Dataset rows for apps and sites:
• • • • • • •

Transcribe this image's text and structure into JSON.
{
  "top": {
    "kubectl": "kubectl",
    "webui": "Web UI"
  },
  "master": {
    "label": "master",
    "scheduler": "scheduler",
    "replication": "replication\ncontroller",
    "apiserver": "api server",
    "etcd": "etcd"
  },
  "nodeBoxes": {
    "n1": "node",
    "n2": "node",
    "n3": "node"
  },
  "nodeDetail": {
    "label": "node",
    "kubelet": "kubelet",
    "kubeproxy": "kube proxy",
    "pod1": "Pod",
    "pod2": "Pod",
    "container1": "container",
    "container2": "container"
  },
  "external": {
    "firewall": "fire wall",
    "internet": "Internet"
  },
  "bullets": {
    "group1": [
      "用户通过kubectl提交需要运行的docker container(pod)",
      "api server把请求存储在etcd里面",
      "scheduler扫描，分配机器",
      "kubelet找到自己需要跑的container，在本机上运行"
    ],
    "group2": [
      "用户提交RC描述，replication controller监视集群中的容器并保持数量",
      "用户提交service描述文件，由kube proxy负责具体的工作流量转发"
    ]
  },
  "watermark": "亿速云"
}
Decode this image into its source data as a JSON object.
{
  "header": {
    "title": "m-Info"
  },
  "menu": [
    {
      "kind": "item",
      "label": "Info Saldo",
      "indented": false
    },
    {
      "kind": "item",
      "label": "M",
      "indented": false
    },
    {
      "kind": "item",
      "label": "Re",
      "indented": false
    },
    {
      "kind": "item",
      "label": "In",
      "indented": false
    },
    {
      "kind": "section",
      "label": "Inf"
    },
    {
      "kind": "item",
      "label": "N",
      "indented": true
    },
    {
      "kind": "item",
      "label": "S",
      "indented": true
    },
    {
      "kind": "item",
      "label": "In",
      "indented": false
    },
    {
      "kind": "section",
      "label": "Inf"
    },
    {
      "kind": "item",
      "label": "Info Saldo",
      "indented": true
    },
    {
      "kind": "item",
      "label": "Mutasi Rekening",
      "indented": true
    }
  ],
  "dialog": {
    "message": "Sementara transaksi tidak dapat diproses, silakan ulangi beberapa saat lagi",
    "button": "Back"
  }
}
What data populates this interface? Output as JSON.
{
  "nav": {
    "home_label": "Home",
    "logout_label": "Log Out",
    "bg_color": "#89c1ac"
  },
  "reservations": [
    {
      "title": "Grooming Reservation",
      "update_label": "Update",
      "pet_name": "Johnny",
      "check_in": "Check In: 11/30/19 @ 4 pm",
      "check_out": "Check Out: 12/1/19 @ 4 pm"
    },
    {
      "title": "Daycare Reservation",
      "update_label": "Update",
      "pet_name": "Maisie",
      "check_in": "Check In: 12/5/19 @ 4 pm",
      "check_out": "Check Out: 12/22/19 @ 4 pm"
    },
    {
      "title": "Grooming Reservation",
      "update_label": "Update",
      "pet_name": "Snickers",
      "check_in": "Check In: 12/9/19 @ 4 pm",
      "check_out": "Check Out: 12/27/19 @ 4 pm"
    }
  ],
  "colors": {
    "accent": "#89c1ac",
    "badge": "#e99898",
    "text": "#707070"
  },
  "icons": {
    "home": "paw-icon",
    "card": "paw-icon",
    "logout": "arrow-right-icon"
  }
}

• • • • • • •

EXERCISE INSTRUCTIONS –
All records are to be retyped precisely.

EXERCISE RESPONSE –
Transcribe this image's text and structure into JSON.
{
  "top": {
    "kubectl": "kubectl",
    "webui": "Web UI"
  },
  "master": {
    "label": "master",
    "scheduler": "scheduler",
    "replication": "replication\ncontroller",
    "apiserver": "api server",
    "etcd": "etcd"
  },
  "nodeBoxes": {
    "n1": "node",
    "n2": "node",
    "n3": "node"
  },
  "nodeDetail": {
    "label": "node",
    "kubelet": "kubelet",
    "kubeproxy": "kube proxy",
    "pod1": "Pod",
    "pod2": "Pod",
    "container1": "container",
    "container2": "container"
  },
  "external": {
    "firewall": "fire wall",
    "internet": "Internet"
  },
  "bullets": {
    "group1": [
      "用户通过kubectl提交需要运行的docker container(pod)",
      "api server把请求存储在etcd里面",
      "scheduler扫描，分配机器",
      "kubelet找到自己需要跑的container，在本机上运行"
    ],
    "group2": [
      "用户提交RC描述，replication controller监视集群中的容器并保持数量",
      "用户提交service描述文件，由kube proxy负责具体的工作流量转发"
    ]
  },
  "watermark": "亿速云"
}
Decode this image into its source data as a JSON object.
{
  "header": {
    "title": "m-Info"
  },
  "menu": [
    {
      "kind": "item",
      "label": "Info Saldo",
      "indented": false
    },
    {
      "kind": "item",
      "label": "M",
      "indented": false
    },
    {
      "kind": "item",
      "label": "Re",
      "indented": false
    },
    {
      "kind": "item",
      "label": "In",
      "indented": false
    },
    {
      "kind": "section",
      "label": "Inf"
    },
    {
      "kind": "item",
      "label": "N",
      "indented": true
    },
    {
      "kind": "item",
      "label": "S",
      "indented": true
    },
    {
      "kind": "item",
      "label": "In",
      "indented": false
    },
    {
      "kind": "section",
      "label": "Inf"
    },
    {
      "kind": "item",
      "label": "Info Saldo",
      "indented": true
    },
    {
      "kind": "item",
      "label": "Mutasi Rekening",
      "indented": true
    }
  ],
  "dialog": {
    "message": "Sementara transaksi tidak dapat diproses, silakan ulangi beberapa saat lagi",
    "button": "Back"
  }
}
What data populates this interface? Output as JSON.
{
  "nav": {
    "home_label": "Home",
    "logout_label": "Log Out",
    "bg_color": "#89c1ac"
  },
  "reservations": [
    {
      "title": "Grooming Reservation",
      "update_label": "Update",
      "pet_name": "Johnny",
      "check_in": "Check In: 11/30/19 @ 4 pm",
      "check_out": "Check Out: 12/1/19 @ 4 pm"
    },
    {
      "title": "Daycare Reservation",
      "update_label": "Update",
      "pet_name": "Maisie",
      "check_in": "Check In: 12/5/19 @ 4 pm",
      "check_out": "Check Out: 12/22/19 @ 4 pm"
    },
    {
      "title": "Grooming Reservation",
      "update_label": "Update",
      "pet_name": "Snickers",
      "check_in": "Check In: 12/9/19 @ 4 pm",
      "check_out": "Check Out: 12/27/19 @ 4 pm"
    }
  ],
  "colors": {
    "accent": "#89c1ac",
    "badge": "#e99898",
    "text": "#707070"
  },
  "icons": {
    "home": "paw-icon",
    "card": "paw-icon",
    "logout": "arrow-right-icon"
  }
}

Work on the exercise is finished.